Here too, we enter the realm of fuzzy math, because there are other costs to consider in the determination of a film’s profitability.
The biggest of these expenses, of course, is marketing. No matter how much you spend on a film, it’s doubtful people will be lining up to see it if they don’t know about it. So advertising is key.
For films with a relatively modest budget — say, $20 million or so — the marketing budget may run nearly as high as production costs.
What a Movie’s Budget Covers
Movie production budgets encompass all costs from such pre-production expenses as buying the film rights to a script or a novel through the post-production period during which the finishing touches are put on the film. The production budget must cover the salaries of actors — from stars to extras — as well as members of the production staff, the behind-the-scenes people.
Other budget items include costumes, set construction, animal training (if applicable), feeding the production team, renting location sites, craft services and much, much more. Each of these items can vary widely in cost.
A major actor may hold out for a king’s ransom before he signs to appear in one film but may forgo his salary altogether to appear in a project that is close to his heart.
Action and sci-fi films sometimes have staggering budgets for special effects, while the special effects expenses of a contemporary drama may be limited to snow machines for a wintertime scene.
Another big-ticket item for filmmakers is insurance, a cost that can skyrocket if questions arise about the dependability of one of the film’s stars or if the project itself involves exposure to extraordinary risks.
As the cost of filmmaking has increased, so too have the distribution outlets for films.
Although most successful American films made over the last half-century have been distributed abroad, both the size and profitability of the worldwide market have exploded in recent years.

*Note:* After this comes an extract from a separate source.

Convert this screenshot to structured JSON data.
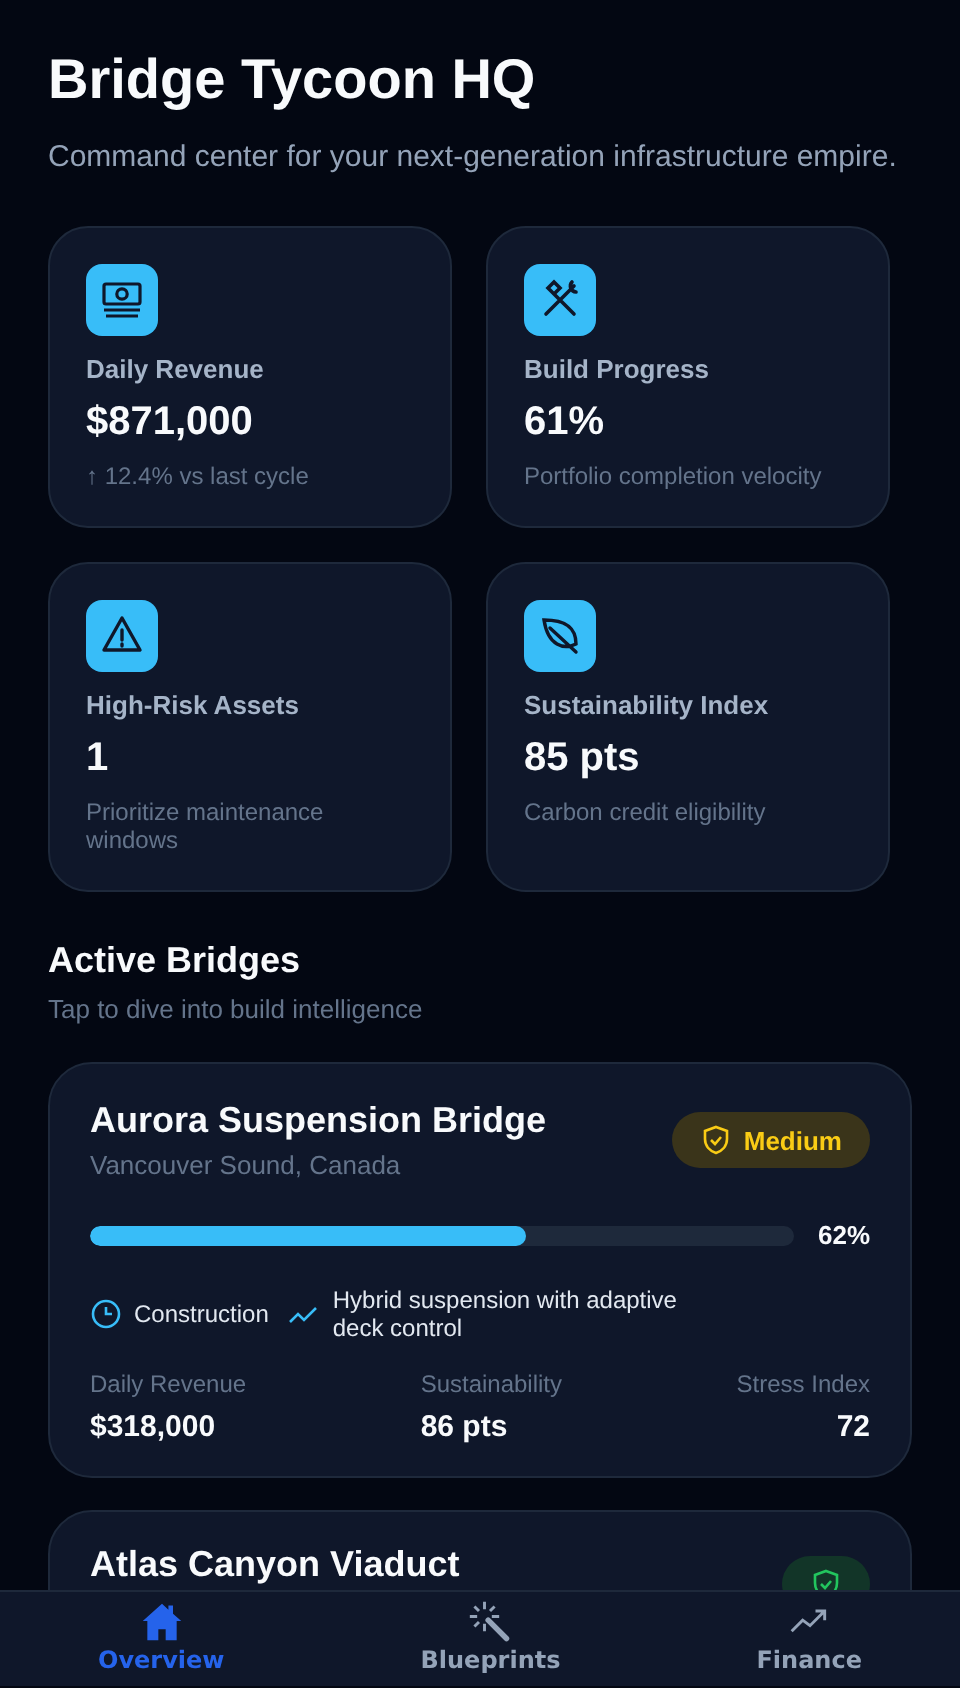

Foreign moviegoers have more money and are willing to spend it to see what Hollywood has to offer.
New Markets Emerge
Films also can recoup some of their production costs in ancillary markets, such as the home video market or secondary distribution deals for cable TV rights.
Even with additional markets for films, the motion picture industry remains a risky proposition.
No matter how sure-fire a film idea may seem to be in the talking stage, there can be no guarantee that it will translate to box-office success. Yet for all these risks, movies continue to be made, many with sky-high budgets.
Just as movies are sometimes said to be the stuff of dreams, movie makers continue to follow their dreams of bringing their personal visions to the big screen.
About the Author: Don Amerman is a freelance author who writes extensively about digital media, corporate strategy, snow machines and the film industry.